Noise chases me. And when someone chases me, I run.
Why? Well, I prefer silence in order to write. I know that this is not how everyone operates. Friends and colleagues post their playlists as they write. Wow. How do they do this? When I hear music my mind is pulled away from my own thoughts and I think about the lyrics. Even a dumb song. Even a bad song like Run Joey, Run. I usually even think that whenever I hear a song on the radio that it was cosmically ordained for me to hear it at that moment, and I try to figure out the message. Yes, I’m goofy like that.
So when I write, I rarely put on music, only sometimes during a rewrite phrase when I type hand written comments into a document on my computer. In other words, for an activity I can do on auto-pilot.
And writing in front of a TV. Forget about it. I can’t even talk to someone while the TV is on. This is why I keep my TV off unless I’m watching a weekend movie (I alternate between guilty pleasure chick flicks and art house films).

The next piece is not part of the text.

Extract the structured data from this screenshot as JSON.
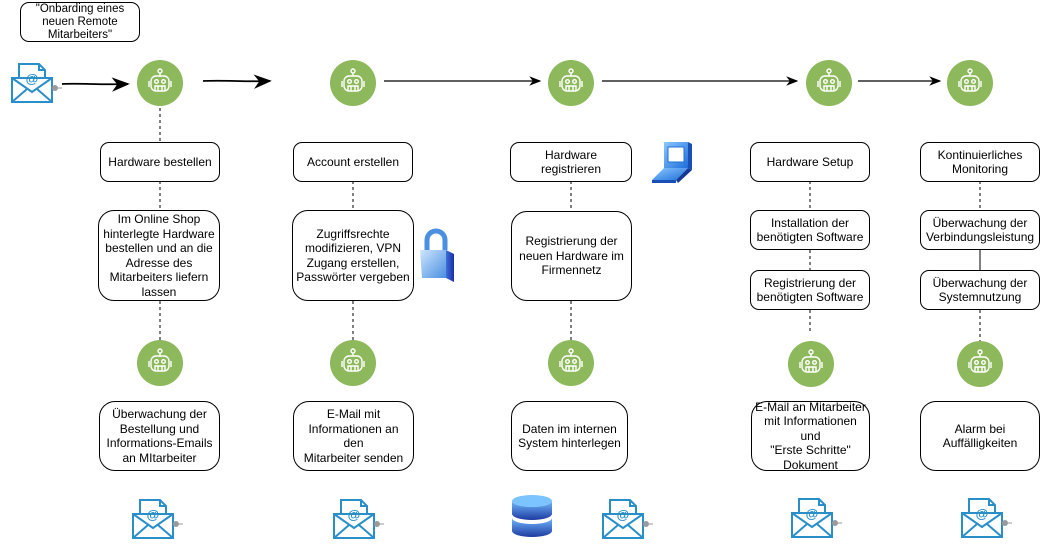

I know many writers who like to write in a coffee shop surrounded by latte drinkers. Now that’s another talent I don’t possess. When others are around, I’m driven to distraction. I love to listen in on conversations and figure out life stories. This can be frustrating because, due to the ambient noise, I often only get every third word. This makes it a game, like I’m detective of some kind, which isn’t a good habit when you’re trying to write and an especially bad habit when you’re actually at the coffee shop/restaurant with someone else, such as your husband.

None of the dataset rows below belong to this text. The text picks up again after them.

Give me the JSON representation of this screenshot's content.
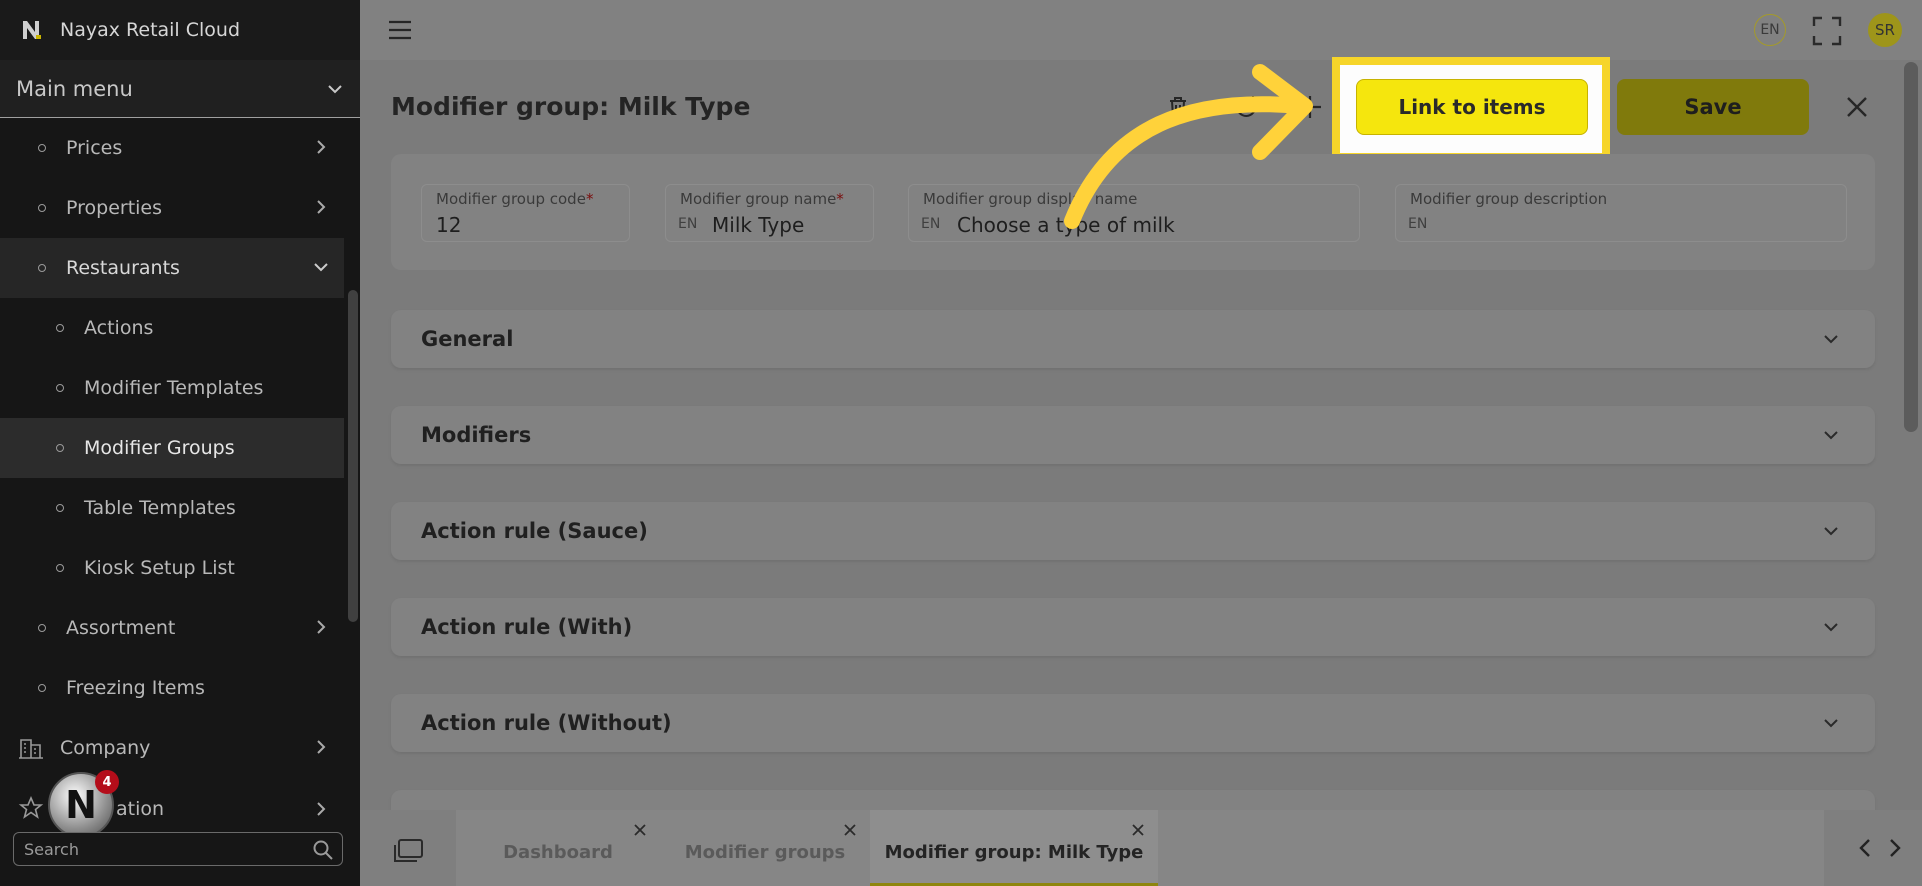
{
  "app": {
    "title": "Nayax Retail Cloud"
  },
  "sidebar": {
    "main_menu": "Main menu",
    "items": [
      {
        "label": "Prices"
      },
      {
        "label": "Properties"
      },
      {
        "label": "Restaurants"
      },
      {
        "label": "Actions"
      },
      {
        "label": "Modifier Templates"
      },
      {
        "label": "Modifier Groups"
      },
      {
        "label": "Table Templates"
      },
      {
        "label": "Kiosk Setup List"
      },
      {
        "label": "Assortment"
      },
      {
        "label": "Freezing Items"
      },
      {
        "label": "Company"
      },
      {
        "label": "ation"
      }
    ],
    "notification_count": "4",
    "search_placeholder": "Search"
  },
  "topbar": {
    "language": "EN",
    "user_initials": "SR"
  },
  "page": {
    "title": "Modifier group: Milk Type",
    "link_button": "Link to items",
    "save_button": "Save"
  },
  "form": {
    "code": {
      "label": "Modifier group code",
      "required": "*",
      "value": "12"
    },
    "name": {
      "label": "Modifier group name",
      "required": "*",
      "lang": "EN",
      "value": "Milk Type"
    },
    "display_name": {
      "label": "Modifier group display name",
      "lang": "EN",
      "value": "Choose a type of milk"
    },
    "description": {
      "label": "Modifier group description",
      "lang": "EN",
      "value": ""
    }
  },
  "sections": [
    {
      "title": "General"
    },
    {
      "title": "Modifiers"
    },
    {
      "title": "Action rule (Sauce)"
    },
    {
      "title": "Action rule (With)"
    },
    {
      "title": "Action rule (Without)"
    }
  ],
  "tabs": [
    {
      "label": "Dashboard"
    },
    {
      "label": "Modifier groups"
    },
    {
      "label": "Modifier group: Milk Type"
    }
  ],
  "colors": {
    "accent": "#f5e60d",
    "highlight": "#f6d52a",
    "save": "#807a0c"
  }
}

When other people are in the house and awake I can also have writing issues. I’m just so aware of their presence in the house that it blocks me creatively. However, I don’t have this issue if my family is sleeping. Up until two years ago, this is part of the reason why I used to write into the middle of the night. I no longer do this for health reasons and my sanity.
The weird thing is — if I’m editing a fellow writer’s work I can operate in a noisy zone. Maybe it’s a different part of the brain? Haven’t quite figured that one out yet.
I have found silence in morning meditation, walks in nature, and during writing retreats. This quiet feeds my writing. I recommend every writer try a retreat sans TV, sans cell even. Maybe even sans computer and listen to the sounds of a pen scratching paper.
Do you need silence? And if so, how do you find it?